Before the project began, the women felt strongly about using their education to support fellow Native and Indigenous people, and this project gave them even more incentive to push for equality and basic human rights by showing the power of their Native traditions in bringing people together. The women experienced the gift of dance and ceremony in times of hardship, and after dancing with members of the Ojibwe tribe where the jingle dress dance was created, they felt respect and understanding for the traditional dress itself. They witnessed the unrest in the streets of Minneapolis following Floyd’s murder and saw firsthand the brutal outcome of inequities that plague our nation. Erin, who graduated in 2019 with a degree in journalism, says, “When I first got interested in journalism, I typed ‘Native American’ into the search engine of a major news outlet. Everything that came up was negative, really violent stuff.” Reporting on Natives, she found, wasn’t being done by their own people. “Until now, we Native Americans haven’t been able to share our own stories; an outsider had to do it for us. With the advent of social media, it’s much more accessible for anyone to put their voice out there. Natives can share our unique experiences and stories. We suddenly have people shedding light on all these different topics.”
Erin has witnessed this cultural shift just over the past five years. She continues, “Instead of remaining a topic of history, people are realizing we’re still here.” She is currently applying to law school and hopes to pursue human rights, acting as a voice for the voiceless and an advocate for underserved or underrepresented groups.
Sunni has a similar long-term outlook.

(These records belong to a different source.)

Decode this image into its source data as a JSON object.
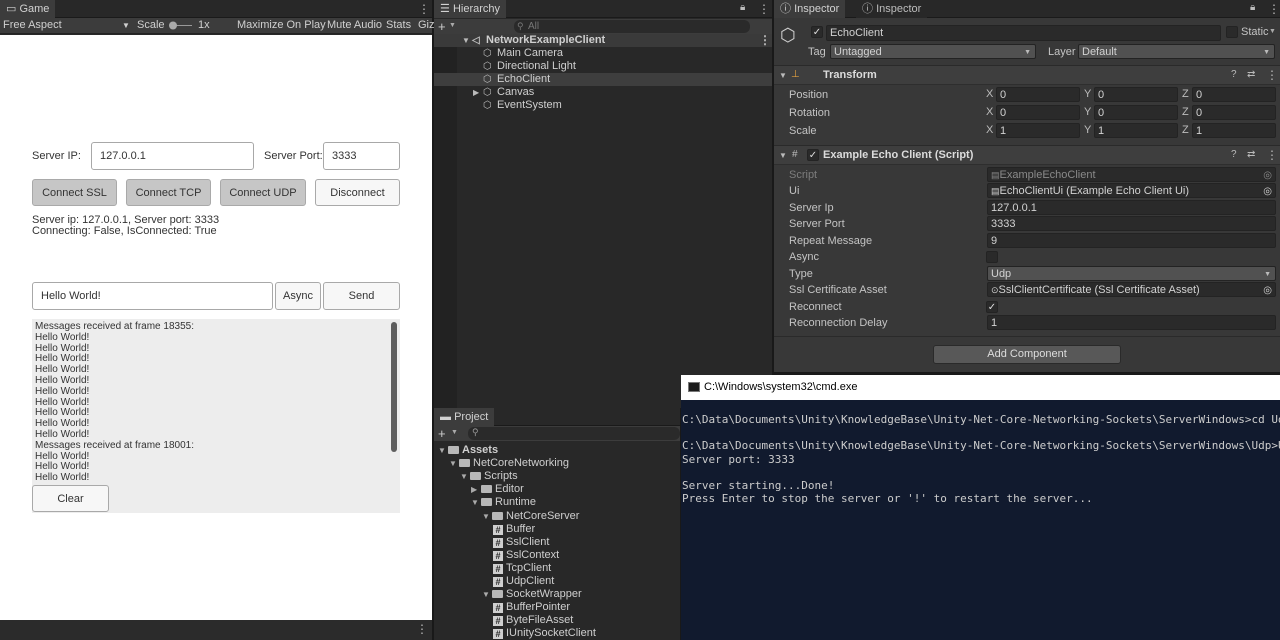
{
  "game": {
    "tab": "Game",
    "toolbar": {
      "aspect": "Free Aspect",
      "scale_label": "Scale",
      "scale_value": "1x",
      "maximize": "Maximize On Play",
      "mute": "Mute Audio",
      "stats": "Stats",
      "gizmos": "Giz"
    },
    "server_ip_label": "Server IP:",
    "server_ip_value": "127.0.0.1",
    "server_port_label": "Server Port:",
    "server_port_value": "3333",
    "buttons": {
      "connect_ssl": "Connect SSL",
      "connect_tcp": "Connect TCP",
      "connect_udp": "Connect UDP",
      "disconnect": "Disconnect",
      "async": "Async",
      "send": "Send",
      "clear": "Clear"
    },
    "status_line1": "Server ip: 127.0.0.1, Server port: 3333",
    "status_line2": "Connecting: False, IsConnected: True",
    "message_input": "Hello World!",
    "log": [
      "Messages received at frame 18355:",
      "Hello World!",
      "Hello World!",
      "Hello World!",
      "Hello World!",
      "Hello World!",
      "Hello World!",
      "Hello World!",
      "Hello World!",
      "Hello World!",
      "Hello World!",
      "Messages received at frame 18001:",
      "Hello World!",
      "Hello World!",
      "Hello World!"
    ]
  },
  "hierarchy": {
    "tab": "Hierarchy",
    "search_placeholder": "All",
    "scene": "NetworkExampleClient",
    "items": [
      "Main Camera",
      "Directional Light",
      "EchoClient",
      "Canvas",
      "EventSystem"
    ]
  },
  "project": {
    "tab": "Project",
    "tree": [
      {
        "label": "Assets",
        "depth": 0,
        "kind": "folder",
        "bold": true
      },
      {
        "label": "NetCoreNetworking",
        "depth": 1,
        "kind": "folder"
      },
      {
        "label": "Scripts",
        "depth": 2,
        "kind": "folder"
      },
      {
        "label": "Editor",
        "depth": 3,
        "kind": "folder",
        "collapsed": true
      },
      {
        "label": "Runtime",
        "depth": 3,
        "kind": "folder"
      },
      {
        "label": "NetCoreServer",
        "depth": 4,
        "kind": "folder"
      },
      {
        "label": "Buffer",
        "depth": 5,
        "kind": "script"
      },
      {
        "label": "SslClient",
        "depth": 5,
        "kind": "script"
      },
      {
        "label": "SslContext",
        "depth": 5,
        "kind": "script"
      },
      {
        "label": "TcpClient",
        "depth": 5,
        "kind": "script"
      },
      {
        "label": "UdpClient",
        "depth": 5,
        "kind": "script"
      },
      {
        "label": "SocketWrapper",
        "depth": 4,
        "kind": "folder"
      },
      {
        "label": "BufferPointer",
        "depth": 5,
        "kind": "script"
      },
      {
        "label": "ByteFileAsset",
        "depth": 5,
        "kind": "script"
      },
      {
        "label": "IUnitySocketClient",
        "depth": 5,
        "kind": "script"
      }
    ]
  },
  "inspector": {
    "tabs": [
      "Inspector",
      "Inspector"
    ],
    "object_name": "EchoClient",
    "static_label": "Static",
    "tag_label": "Tag",
    "tag_value": "Untagged",
    "layer_label": "Layer",
    "layer_value": "Default",
    "transform": {
      "title": "Transform",
      "rows": [
        {
          "label": "Position",
          "x": "0",
          "y": "0",
          "z": "0"
        },
        {
          "label": "Rotation",
          "x": "0",
          "y": "0",
          "z": "0"
        },
        {
          "label": "Scale",
          "x": "1",
          "y": "1",
          "z": "1"
        }
      ]
    },
    "script": {
      "title": "Example Echo Client (Script)",
      "script_label": "Script",
      "script_value": "ExampleEchoClient",
      "ui_label": "Ui",
      "ui_value": "EchoClientUi (Example Echo Client Ui)",
      "server_ip_label": "Server Ip",
      "server_ip_value": "127.0.0.1",
      "server_port_label": "Server Port",
      "server_port_value": "3333",
      "repeat_label": "Repeat Message",
      "repeat_value": "9",
      "async_label": "Async",
      "type_label": "Type",
      "type_value": "Udp",
      "ssl_label": "Ssl Certificate Asset",
      "ssl_value": "SslClientCertificate (Ssl Certificate Asset)",
      "reconnect_label": "Reconnect",
      "delay_label": "Reconnection Delay",
      "delay_value": "1"
    },
    "add_component": "Add Component"
  },
  "cmd": {
    "title": "C:\\Windows\\system32\\cmd.exe",
    "lines": [
      "C:\\Data\\Documents\\Unity\\KnowledgeBase\\Unity-Net-Core-Networking-Sockets\\ServerWindows>cd Udp",
      "",
      "C:\\Data\\Documents\\Unity\\KnowledgeBase\\Unity-Net-Core-Networking-Sockets\\ServerWindows\\Udp>UdpEchoS",
      "Server port: 3333",
      "",
      "Server starting...Done!",
      "Press Enter to stop the server or '!' to restart the server..."
    ]
  }
}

Her current studies in political science and American Indian studies at BYU are in preparation for a law degree, her main interest being tribal policymaking. She is seeing change on the horizon. “As a child, I grew up around strong Native women, but when it came to power, they were never in charge,” she says. “They were never involved politically. But now, I see many women getting involved in politics. It feels like the norm. I’ve been surrounded by so many Native women in the past few years and they are fierce. They have a mission. To have the power of education behind us, it feels exciting.”
After traveling all year to complete the project for fall gallery shows, the group had experienced so much, but they’d been too busy to return to the Navajo Nation. Then, they visited Monument Valley. “It felt like we were coming full circle,” says Sunni. They hadn’t seen family and friends on the reservation in months. “My dad always taught us that you go out in the world, learn as much as you can and, whatever’s good, you bring it back.”